This means, in most cases, that travelers between two cities with small airports and limited flights wind up saying ridiculously high airfares. But, that’s not always the case.
Some of these ridiculously high airfares are between major airports. For example, a regular business client called this week to make a day trip between Washington, D.C. and Pittsburgh, with three weeks advance purchase.
The distance between the cities is 183 air miles, about 245 highway miles and a four hour drive. The least expensive fare without a three-day or weekend stay, $993.00 round-trip, with a $150 change fee.
By comparison, another consistently expensive city pair, Detroit to Cincinnati, which is 229 air miles, is $854 round-trip for the same one-day round-trip. Then take a look at Chicago-Ohare to Cincinnati, 264 miles, that prices at $915 round-trip. (Cincinnati, as a Delta hub with little competition, consistently has high airfares.)
So what do these particular ridiculous fares have in common, other than no competition? They are just far enough apart to discourage business travelers from driving.
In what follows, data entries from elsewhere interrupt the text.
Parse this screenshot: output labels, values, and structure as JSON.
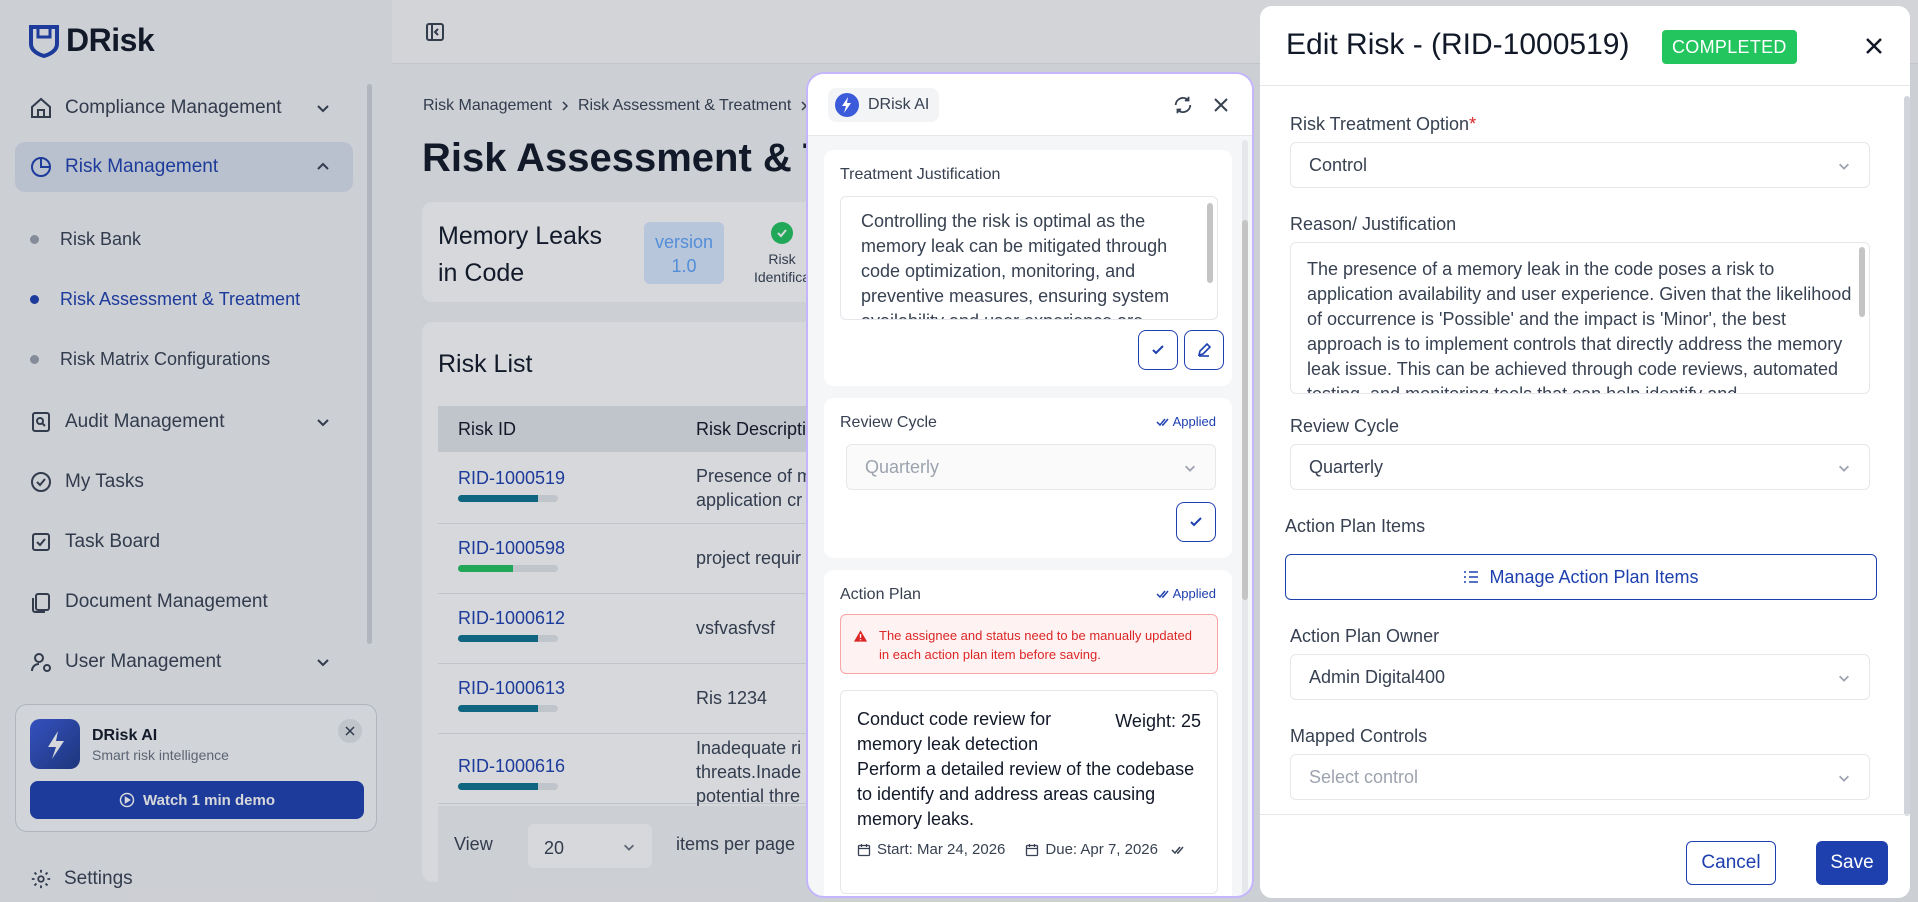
{
  "app": {
    "name": "DRisk"
  },
  "sidebar": {
    "items": [
      {
        "label": "Compliance Management"
      },
      {
        "label": "Risk Management"
      },
      {
        "label": "Audit Management"
      },
      {
        "label": "My Tasks"
      },
      {
        "label": "Task Board"
      },
      {
        "label": "Document Management"
      },
      {
        "label": "User Management"
      }
    ],
    "sub_items": [
      {
        "label": "Risk Bank"
      },
      {
        "label": "Risk Assessment & Treatment"
      },
      {
        "label": "Risk Matrix Configurations"
      }
    ],
    "promo": {
      "title": "DRisk AI",
      "subtitle": "Smart risk intelligence",
      "button": "Watch 1 min demo"
    },
    "settings": "Settings"
  },
  "main": {
    "breadcrumb": [
      "Risk Management",
      "Risk Assessment & Treatment"
    ],
    "title": "Risk Assessment & Tr",
    "risk_name": "Memory Leaks in Code",
    "version": "version 1.0",
    "step_label": "Risk Identifica",
    "list_title": "Risk List",
    "columns": [
      "Risk ID",
      "Risk Descripti"
    ],
    "rows": [
      {
        "id": "RID-1000519",
        "desc": "Presence of m",
        "desc2": "application cr",
        "progress": 0.8,
        "color": "#0e7490"
      },
      {
        "id": "RID-1000598",
        "desc": "project requir",
        "desc2": "",
        "progress": 0.55,
        "color": "#22c55e"
      },
      {
        "id": "RID-1000612",
        "desc": "vsfvasfvsf",
        "desc2": "",
        "progress": 0.8,
        "color": "#0e7490"
      },
      {
        "id": "RID-1000613",
        "desc": "Ris 1234",
        "desc2": "",
        "progress": 0.8,
        "color": "#0e7490"
      },
      {
        "id": "RID-1000616",
        "desc": "Inadequate ri",
        "desc2": "threats.Inade",
        "desc3": "potential thre",
        "progress": 0.8,
        "color": "#0e7490"
      }
    ],
    "pager": {
      "view": "View",
      "size": "20",
      "suffix": "items per page"
    }
  },
  "ai_panel": {
    "title": "DRisk AI",
    "treatment": {
      "label": "Treatment Justification",
      "text": "Controlling the risk is optimal as the memory leak can be mitigated through code optimization, monitoring, and preventive measures, ensuring system availability and user experience are"
    },
    "review": {
      "label": "Review Cycle",
      "applied": "Applied",
      "value": "Quarterly"
    },
    "action_plan": {
      "label": "Action Plan",
      "applied": "Applied",
      "warning": "The assignee and status need to be manually updated in each action plan item before saving.",
      "item": {
        "title": "Conduct code review for memory leak detection",
        "weight": "Weight: 25",
        "description": "Perform a detailed review of the codebase to identify and address areas causing memory leaks.",
        "start": "Start: Mar 24, 2026",
        "due": "Due: Apr 7, 2026"
      }
    }
  },
  "edit_panel": {
    "title": "Edit Risk - (RID-1000519)",
    "status": "COMPLETED",
    "treatment_label": "Risk Treatment Option",
    "required_mark": "*",
    "treatment_value": "Control",
    "reason_label": "Reason/ Justification",
    "reason_text": "The presence of a memory leak in the code poses a risk to application availability and user experience. Given that the likelihood of occurrence is 'Possible' and the impact is 'Minor', the best approach is to implement controls that directly address the memory leak issue. This can be achieved through code reviews, automated testing, and monitoring tools that can help identify and",
    "review_label": "Review Cycle",
    "review_value": "Quarterly",
    "action_items_label": "Action Plan Items",
    "manage_button": "Manage Action Plan Items",
    "owner_label": "Action Plan Owner",
    "owner_value": "Admin Digital400",
    "controls_label": "Mapped Controls",
    "controls_placeholder": "Select control",
    "cancel": "Cancel",
    "save": "Save"
  },
  "colors": {
    "accent": "#1e40af",
    "success": "#22c55e",
    "error": "#dc2626"
  }
}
For leisure travelers, fares between these cities aren’t great for longer stays, but they are considerably better.
In addition, these fares are all in markets not served by discount carriers like Southwest, or Jetblue. (For example, fares from Pittsburgh to Philadelphia dropped dramatically when Southwest entered the market, as did fares to many cities from Atlanta when Airtran arrived.)
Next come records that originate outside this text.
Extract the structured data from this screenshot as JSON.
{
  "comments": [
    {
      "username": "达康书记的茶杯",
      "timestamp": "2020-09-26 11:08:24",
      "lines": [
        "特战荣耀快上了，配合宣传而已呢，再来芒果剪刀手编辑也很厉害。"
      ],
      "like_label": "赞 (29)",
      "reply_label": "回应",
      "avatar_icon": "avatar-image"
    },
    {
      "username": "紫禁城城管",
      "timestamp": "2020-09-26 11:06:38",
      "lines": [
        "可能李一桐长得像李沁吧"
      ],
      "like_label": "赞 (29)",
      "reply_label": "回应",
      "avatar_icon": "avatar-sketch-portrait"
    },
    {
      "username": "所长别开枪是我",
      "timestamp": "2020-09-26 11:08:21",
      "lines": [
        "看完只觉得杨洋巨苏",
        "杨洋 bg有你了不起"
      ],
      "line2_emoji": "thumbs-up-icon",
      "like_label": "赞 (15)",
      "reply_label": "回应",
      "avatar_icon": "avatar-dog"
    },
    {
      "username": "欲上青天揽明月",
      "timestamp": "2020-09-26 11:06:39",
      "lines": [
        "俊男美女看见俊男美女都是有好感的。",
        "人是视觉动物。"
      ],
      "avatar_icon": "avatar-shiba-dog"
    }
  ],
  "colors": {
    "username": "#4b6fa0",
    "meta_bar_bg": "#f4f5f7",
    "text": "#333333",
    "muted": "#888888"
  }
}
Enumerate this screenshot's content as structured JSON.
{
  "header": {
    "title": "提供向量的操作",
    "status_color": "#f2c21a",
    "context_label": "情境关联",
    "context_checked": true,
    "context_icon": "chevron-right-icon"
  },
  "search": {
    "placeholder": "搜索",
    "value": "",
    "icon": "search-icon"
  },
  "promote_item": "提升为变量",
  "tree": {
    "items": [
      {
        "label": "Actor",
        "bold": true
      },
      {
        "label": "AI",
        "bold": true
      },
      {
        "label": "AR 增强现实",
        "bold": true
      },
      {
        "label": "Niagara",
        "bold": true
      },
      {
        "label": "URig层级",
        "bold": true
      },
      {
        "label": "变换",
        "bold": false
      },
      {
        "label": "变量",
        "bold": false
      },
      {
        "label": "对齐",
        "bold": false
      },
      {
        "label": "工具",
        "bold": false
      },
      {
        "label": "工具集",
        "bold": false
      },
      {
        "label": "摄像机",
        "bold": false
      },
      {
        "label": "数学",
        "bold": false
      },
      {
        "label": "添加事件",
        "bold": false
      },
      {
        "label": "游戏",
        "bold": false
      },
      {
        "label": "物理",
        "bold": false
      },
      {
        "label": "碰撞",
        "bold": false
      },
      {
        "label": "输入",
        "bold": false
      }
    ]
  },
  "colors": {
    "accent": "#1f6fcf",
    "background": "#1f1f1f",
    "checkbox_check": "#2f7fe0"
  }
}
As United completes their merger with Continental, more other city pairs no doubt will join the high-price competition. The same day round-trip fare between their Chicago-O’Hare and Houston-Intercontinental hubs, which are 925 miles apart is $948. (Although Southwest competes with fares that are less than half that price between Chicago-Midway and Houston-Hobby.)
There are several other major city-pairs in the overpriced “Hall of Shame.” The other inspiration for this post was a client who needed a nonstop between Dallas and Boston, a 1,562-mile trip, and the one-way fare was $1,023 for a ticket purchased a month in advance. (By comparison, the fare from San Francisco to Dallas, almost the same distance, is less than half the price.)
No doubt the airlines involved here will just say they are trying to make a profit in tough times. Fair enough. On the other hand, for anyone unlikely enough to need to travel between these and other cities, it can be more than frustrating.
If any readers have another city pair or two to nominate for the “most overpriced airfare in America,” please note them in comments.
First, venting is good catharsis. Second, discount carriers are always looking for new markets. And if a route looks like the airline equivalent of really low hanging fruit (i.e very easy to undercut prices,) then who knows, help may be on the way.